Dataset rows for apps and sites
[Start of Attachment]

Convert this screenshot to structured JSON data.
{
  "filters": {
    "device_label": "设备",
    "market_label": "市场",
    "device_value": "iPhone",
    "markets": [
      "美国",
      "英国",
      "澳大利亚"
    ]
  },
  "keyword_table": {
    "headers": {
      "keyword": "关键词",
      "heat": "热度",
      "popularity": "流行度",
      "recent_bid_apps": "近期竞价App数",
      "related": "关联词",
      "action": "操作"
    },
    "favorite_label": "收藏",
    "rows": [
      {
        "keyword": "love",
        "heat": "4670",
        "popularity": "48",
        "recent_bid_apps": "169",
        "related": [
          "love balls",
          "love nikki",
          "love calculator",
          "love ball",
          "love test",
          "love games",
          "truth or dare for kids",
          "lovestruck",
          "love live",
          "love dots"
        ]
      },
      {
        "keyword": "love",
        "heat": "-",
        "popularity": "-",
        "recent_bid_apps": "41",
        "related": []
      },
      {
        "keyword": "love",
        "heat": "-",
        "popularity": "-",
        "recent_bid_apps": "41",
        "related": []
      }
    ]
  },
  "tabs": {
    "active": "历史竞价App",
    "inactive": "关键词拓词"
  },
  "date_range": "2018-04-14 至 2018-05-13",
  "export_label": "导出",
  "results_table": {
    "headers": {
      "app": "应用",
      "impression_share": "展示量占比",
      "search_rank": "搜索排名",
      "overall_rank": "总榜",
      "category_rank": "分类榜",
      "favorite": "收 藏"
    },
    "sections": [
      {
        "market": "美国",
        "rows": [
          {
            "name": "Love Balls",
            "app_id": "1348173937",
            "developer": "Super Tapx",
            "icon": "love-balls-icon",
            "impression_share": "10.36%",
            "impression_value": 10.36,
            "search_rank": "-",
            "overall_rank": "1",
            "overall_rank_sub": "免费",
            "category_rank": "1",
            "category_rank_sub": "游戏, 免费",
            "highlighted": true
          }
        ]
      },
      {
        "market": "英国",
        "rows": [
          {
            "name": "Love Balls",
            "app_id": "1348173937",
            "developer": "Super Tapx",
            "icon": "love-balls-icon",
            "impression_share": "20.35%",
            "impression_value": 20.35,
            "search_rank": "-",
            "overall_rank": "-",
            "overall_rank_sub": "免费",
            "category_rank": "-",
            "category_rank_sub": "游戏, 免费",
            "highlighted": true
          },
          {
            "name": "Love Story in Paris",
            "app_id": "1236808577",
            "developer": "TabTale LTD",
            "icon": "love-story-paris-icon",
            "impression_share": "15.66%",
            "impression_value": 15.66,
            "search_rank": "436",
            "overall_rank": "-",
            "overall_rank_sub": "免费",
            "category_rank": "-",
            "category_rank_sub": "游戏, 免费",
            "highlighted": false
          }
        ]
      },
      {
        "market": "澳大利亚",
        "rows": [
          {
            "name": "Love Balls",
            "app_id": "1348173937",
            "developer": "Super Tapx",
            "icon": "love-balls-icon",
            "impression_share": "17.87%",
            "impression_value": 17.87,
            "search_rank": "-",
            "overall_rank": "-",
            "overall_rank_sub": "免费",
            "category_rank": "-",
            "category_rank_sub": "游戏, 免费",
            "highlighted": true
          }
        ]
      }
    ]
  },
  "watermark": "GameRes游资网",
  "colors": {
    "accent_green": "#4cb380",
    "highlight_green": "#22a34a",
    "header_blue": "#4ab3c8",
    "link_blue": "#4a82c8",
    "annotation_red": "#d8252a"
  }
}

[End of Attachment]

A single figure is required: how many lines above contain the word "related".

# [Answer section]
4